What really fascinated me was that they both told me that neither of them was into craft at all until they took the job at Against the Grain.  They rapidly became converts and now were both total hopheads.  I suspect that having Sierra Nevada as one of their taps probably helped.  Indeed, it was their only American tap.  Although they had fair access to German and Belgian beers, most US craft products had not yet reached them.  It was really heartening to hear a couple of guys who were into a style of beer even though they actually could get very much of it.

After talking about their histories and tastes, I asked them about the Irish beer scene in general.  Basically they described a small and closely knit community of beer lovers which included the brewers of the brewpubs, the staff from the beer bars and their growing number of regulars.  After having done quite a bit of reading and even hearing a magazine piece on the subject of micro brewing as it is known here, I am struck by how similar Ireland seems to be now to what I understand the US was like 25-30 years ago.  They have an uphill climb since the juggernaut of Guinness has been joined by an increasing presence of Bud and Coors Light in many of the urban pubs.  However, I am convinced that the craft scene can still succeed.  The proof is right there in Paddy and Sebastian.  It is also there in the fact that Against the Grain is a commercial success despite the fact that it occupies what one Dublin reviewer called the, “corner of death” since a large number of bars had come and gone in rapid succession at the same locale.

I am sure that the next time I come back to Ireland I will find a lot more craft beer.  I look forward to seeing what kinds of styles and innovations this first wave of brewing rebels will come up with in the years to come because although having a great pint of Guinness will always be one of the defining experiences of Ireland for me, it will be nice to have so other good choices being served on the taps beside it.

“Hey Padre, gimme some of them ashes”
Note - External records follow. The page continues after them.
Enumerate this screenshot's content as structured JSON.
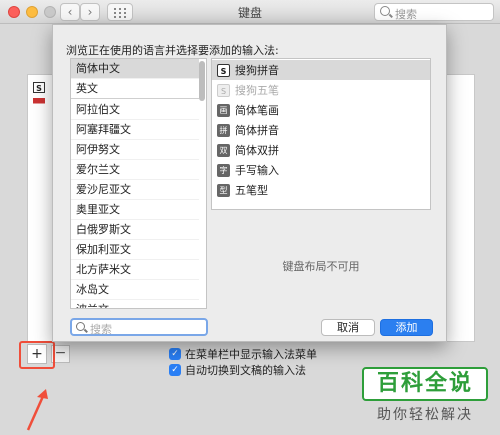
{
  "window": {
    "title": "键盘",
    "search_placeholder": "搜索"
  },
  "background": {
    "sources": [
      {
        "icon": "sogou-icon",
        "badge": "S"
      },
      {
        "icon": "us-flag-icon",
        "badge": ""
      }
    ],
    "add_label": "+",
    "remove_label": "−",
    "checkboxes": [
      {
        "label": "在菜单栏中显示输入法菜单",
        "checked": true
      },
      {
        "label": "自动切换到文稿的输入法",
        "checked": true
      }
    ]
  },
  "sheet": {
    "prompt": "浏览正在使用的语言并选择要添加的输入法:",
    "languages": [
      "简体中文",
      "英文",
      "阿拉伯文",
      "阿塞拜疆文",
      "阿伊努文",
      "爱尔兰文",
      "爱沙尼亚文",
      "奥里亚文",
      "白俄罗斯文",
      "保加利亚文",
      "北方萨米文",
      "冰岛文",
      "波兰文"
    ],
    "selected_language": "简体中文",
    "input_methods": [
      {
        "label": "搜狗拼音",
        "icon_text": "S",
        "icon": "sogou-icon",
        "selected": true,
        "dimmed": false
      },
      {
        "label": "搜狗五笔",
        "icon_text": "S",
        "icon": "sogou-icon",
        "selected": false,
        "dimmed": true
      },
      {
        "label": "简体笔画",
        "icon_text": "画",
        "icon": "stroke-icon",
        "selected": false,
        "dimmed": false
      },
      {
        "label": "简体拼音",
        "icon_text": "拼",
        "icon": "pinyin-icon",
        "selected": false,
        "dimmed": false
      },
      {
        "label": "简体双拼",
        "icon_text": "双",
        "icon": "shuangpin-icon",
        "selected": false,
        "dimmed": false
      },
      {
        "label": "手写输入",
        "icon_text": "字",
        "icon": "handwriting-icon",
        "selected": false,
        "dimmed": false
      },
      {
        "label": "五笔型",
        "icon_text": "型",
        "icon": "wubi-icon",
        "selected": false,
        "dimmed": false
      }
    ],
    "layout_unavailable": "键盘布局不可用",
    "search_placeholder": "搜索",
    "cancel_label": "取消",
    "add_label": "添加"
  },
  "watermark": {
    "title": "百科全说",
    "subtitle": "助你轻松解决"
  },
  "colors": {
    "accent": "#2b7ff0",
    "highlight": "#f04e3a",
    "watermark": "#2e9e3a"
  }
}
It was Ash Wednesday and it also happened to be my sexton’s birthday.  So after the noonday service he and I walked two blocks down to my favorite local lunch spot, The Henry James Saloon.  Needless to say, I was still in my full clerical garb complete with a big smudge of ash on my own forehead from the service.  So we are sitting there me with my Yuengling Lager (a Philadelphia staple) and him with his Bud (may God forgive him).  Across from us are four women, obviously there on their lunch break as well.  Anyway, there we are, chatting and suddenly one of the women calls out, “Hey Padre… Padre.”  Needless to say I quickly knew she was talking to me (When one is wearing clerics it doesn’t take long to realize that you attract a lot more attention from strangers than if you were in civilian dress).  So I asked how I could be of service.  Her response was classic Philly, “Gimme some of them ashes.”  She explained that by the time she got home from work and picked up her son, took care of supper and homework, she would not have time to get the 7 o’clock service at her home church.  I apologized and told her that sadly, I did not bring my container of ashes (in this case a small metal box) with me so I could not oblige.  Yet she was not to be deterred… she thought for a moment and then pointed and said, “Well gimme some of your ashes then.”  Bold as brass she was and it knocked me for a loop.  I must have looked as confused as I felt because she felt that it was necessary not only to repeat herself, but to point straight at my forehead.  At last I understood, though I was still not exactly sure how I felt about the whole enterprise but I could see no reason to deny her request.  I stood and went over to her and asked her name.  I then licked my thumb, put it to my forehead and with the residue, made the sign of the cross on hers while saying, “Margie, remember that you are dust and to dust to shall return.”  Although the whole enterprise was a bit half-assed in my opinion it was clearly valid enough in hers.  It must have been because two of her three friends asked me to do the same.   Just goes to show that people are always looking for the sacred, even, or perhaps especially, in the alehouse.